In an earlier essay (in this series) I avoided being too specific about the possible shape and form an End Times' house of prayer might take. I did this out of respect for the Holy Spirit, and in deference to John 16.12-13.
"I have yet many things to say to you, but you cannot bear them now. When the Spirit of truth comes, he will guide you into all the truth; for he will not speak on his own authority, but whatever he hears he will speak, and he will declare to you the things that are to come."
But I now feel I want to press some practicalities, beyond what I might ordinarily consider seemly. To what end? Well, while I would not want my being too specific to become an obstacle to your vocation or mission...neither would I want to fail you by being vague or obscure.
Looking back over the whole, vast sweep of Church-contemplative History, I especially note the following:
(1) In some way, shape or form the Psalms have always formed the heart and kernel of any prayer house's times of praying. There have been, are today and I'm sure will be in the future, as many different ways of praying (reciting, chanting, singing?) the Psalms - the Temple's hymn book - as there are different prayer communities.
The Psalms are indubitably God-breathed prayers, being as they are a part of His "inspired" Scriptures...to which all lovers of God in every place and at all times can wholeheartedly and without any hesitation whatsoever, add their voices and their "Amen"! They are not only God-framed prayers by which we approach and speak to Him. Through them, He simultaneously communicates with us. As the bishop of Alexandria, Athanasius taught in the 4th C, "I think the Psalms are like a mirror, in which one can see oneself and the movements of one's own heart." (Jas 1.23-24)

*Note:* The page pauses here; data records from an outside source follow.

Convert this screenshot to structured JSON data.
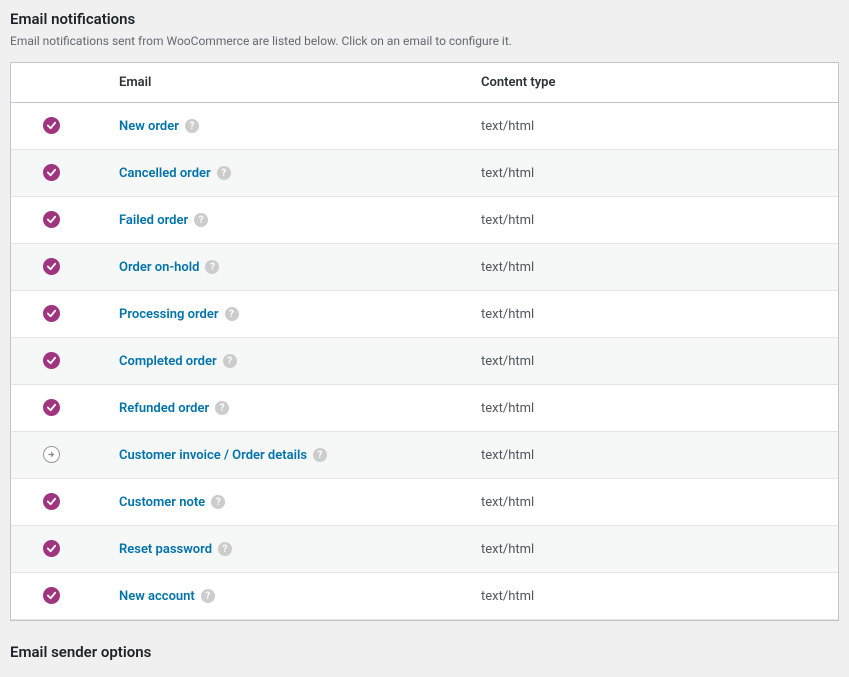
{
  "header": {
    "title": "Email notifications",
    "description": "Email notifications sent from WooCommerce are listed below. Click on an email to configure it."
  },
  "table": {
    "columns": {
      "email": "Email",
      "content_type": "Content type"
    },
    "rows": [
      {
        "status": "enabled",
        "name": "New order",
        "content_type": "text/html"
      },
      {
        "status": "enabled",
        "name": "Cancelled order",
        "content_type": "text/html"
      },
      {
        "status": "enabled",
        "name": "Failed order",
        "content_type": "text/html"
      },
      {
        "status": "enabled",
        "name": "Order on-hold",
        "content_type": "text/html"
      },
      {
        "status": "enabled",
        "name": "Processing order",
        "content_type": "text/html"
      },
      {
        "status": "enabled",
        "name": "Completed order",
        "content_type": "text/html"
      },
      {
        "status": "enabled",
        "name": "Refunded order",
        "content_type": "text/html"
      },
      {
        "status": "manual",
        "name": "Customer invoice / Order details",
        "content_type": "text/html"
      },
      {
        "status": "enabled",
        "name": "Customer note",
        "content_type": "text/html"
      },
      {
        "status": "enabled",
        "name": "Reset password",
        "content_type": "text/html"
      },
      {
        "status": "enabled",
        "name": "New account",
        "content_type": "text/html"
      }
    ]
  },
  "next_section": {
    "title": "Email sender options"
  },
  "help_glyph": "?"
}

The centrality of the Psalms to the contemplative tradition throughout history, also addresses a particular and peculiar item of "weirdness" in modern Christianity. It is the idea that extempore and so-called "free" prayer and preaching is always and somehow or other automatically more inspired and therefore superior to what has been prepared beforehand...with study, meditation and supplication? (This is really the same as saying that jazz is always a superior form of music, when compared with Beethoven or Bach's!)

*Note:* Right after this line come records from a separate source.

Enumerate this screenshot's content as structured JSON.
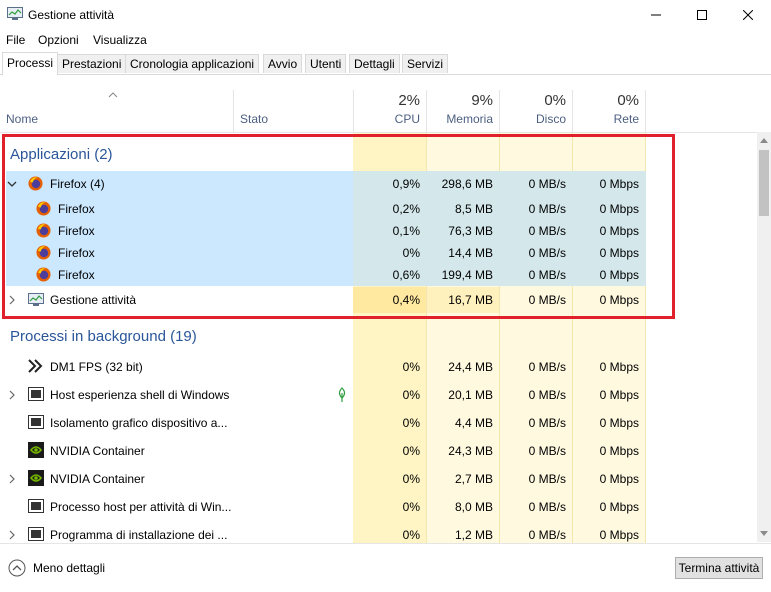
{
  "window": {
    "title": "Gestione attività"
  },
  "menu": [
    "File",
    "Opzioni",
    "Visualizza"
  ],
  "tabs": [
    "Processi",
    "Prestazioni",
    "Cronologia applicazioni",
    "Avvio",
    "Utenti",
    "Dettagli",
    "Servizi"
  ],
  "header": {
    "name": "Nome",
    "status": "Stato",
    "cpu": {
      "pct": "2%",
      "label": "CPU"
    },
    "memory": {
      "pct": "9%",
      "label": "Memoria"
    },
    "disk": {
      "pct": "0%",
      "label": "Disco"
    },
    "network": {
      "pct": "0%",
      "label": "Rete"
    }
  },
  "groups": {
    "apps": "Applicazioni (2)",
    "background": "Processi in background (19)"
  },
  "rows": {
    "firefox_parent": {
      "name": "Firefox (4)",
      "cpu": "0,9%",
      "mem": "298,6 MB",
      "disk": "0 MB/s",
      "net": "0 Mbps"
    },
    "firefox_children": [
      {
        "name": "Firefox",
        "cpu": "0,2%",
        "mem": "8,5 MB",
        "disk": "0 MB/s",
        "net": "0 Mbps"
      },
      {
        "name": "Firefox",
        "cpu": "0,1%",
        "mem": "76,3 MB",
        "disk": "0 MB/s",
        "net": "0 Mbps"
      },
      {
        "name": "Firefox",
        "cpu": "0%",
        "mem": "14,4 MB",
        "disk": "0 MB/s",
        "net": "0 Mbps"
      },
      {
        "name": "Firefox",
        "cpu": "0,6%",
        "mem": "199,4 MB",
        "disk": "0 MB/s",
        "net": "0 Mbps"
      }
    ],
    "taskmgr": {
      "name": "Gestione attività",
      "cpu": "0,4%",
      "mem": "16,7 MB",
      "disk": "0 MB/s",
      "net": "0 Mbps"
    },
    "background": [
      {
        "name": "DM1 FPS (32 bit)",
        "cpu": "0%",
        "mem": "24,4 MB",
        "disk": "0 MB/s",
        "net": "0 Mbps",
        "icon": "dm1-icon"
      },
      {
        "name": "Host esperienza shell di Windows",
        "cpu": "0%",
        "mem": "20,1 MB",
        "disk": "0 MB/s",
        "net": "0 Mbps",
        "icon": "window-icon"
      },
      {
        "name": "Isolamento grafico dispositivo a...",
        "cpu": "0%",
        "mem": "4,4 MB",
        "disk": "0 MB/s",
        "net": "0 Mbps",
        "icon": "window-icon"
      },
      {
        "name": "NVIDIA Container",
        "cpu": "0%",
        "mem": "24,3 MB",
        "disk": "0 MB/s",
        "net": "0 Mbps",
        "icon": "nvidia-icon"
      },
      {
        "name": "NVIDIA Container",
        "cpu": "0%",
        "mem": "2,7 MB",
        "disk": "0 MB/s",
        "net": "0 Mbps",
        "icon": "nvidia-icon"
      },
      {
        "name": "Processo host per attività di Win...",
        "cpu": "0%",
        "mem": "8,0 MB",
        "disk": "0 MB/s",
        "net": "0 Mbps",
        "icon": "window-icon"
      },
      {
        "name": "Programma di installazione dei ...",
        "cpu": "0%",
        "mem": "1,2 MB",
        "disk": "0 MB/s",
        "net": "0 Mbps",
        "icon": "window-icon"
      }
    ]
  },
  "footer": {
    "less_details": "Meno dettagli",
    "end_task": "Termina attività"
  },
  "colors": {
    "accent_blue": "#2a5699",
    "selection": "#cce8ff",
    "heat_yellow": "#fff4c4",
    "highlight_red": "#e0202a"
  }
}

I think that usually the best that can be said for such a view and the resulting praying and preaching, is that it is indeed unprepared...and all too often ill-prepared. The worst that can be said, is that it is championed and brought forth by Christians who see themselves above the "common herd"; entitled to some kind of short-cut and dispensation from prayerful study and studious prayer. One of the mightiest extempore preachers to date, was the incendiary Anglican of the 1st Great Awakening, George Whitefield (1714-70), England).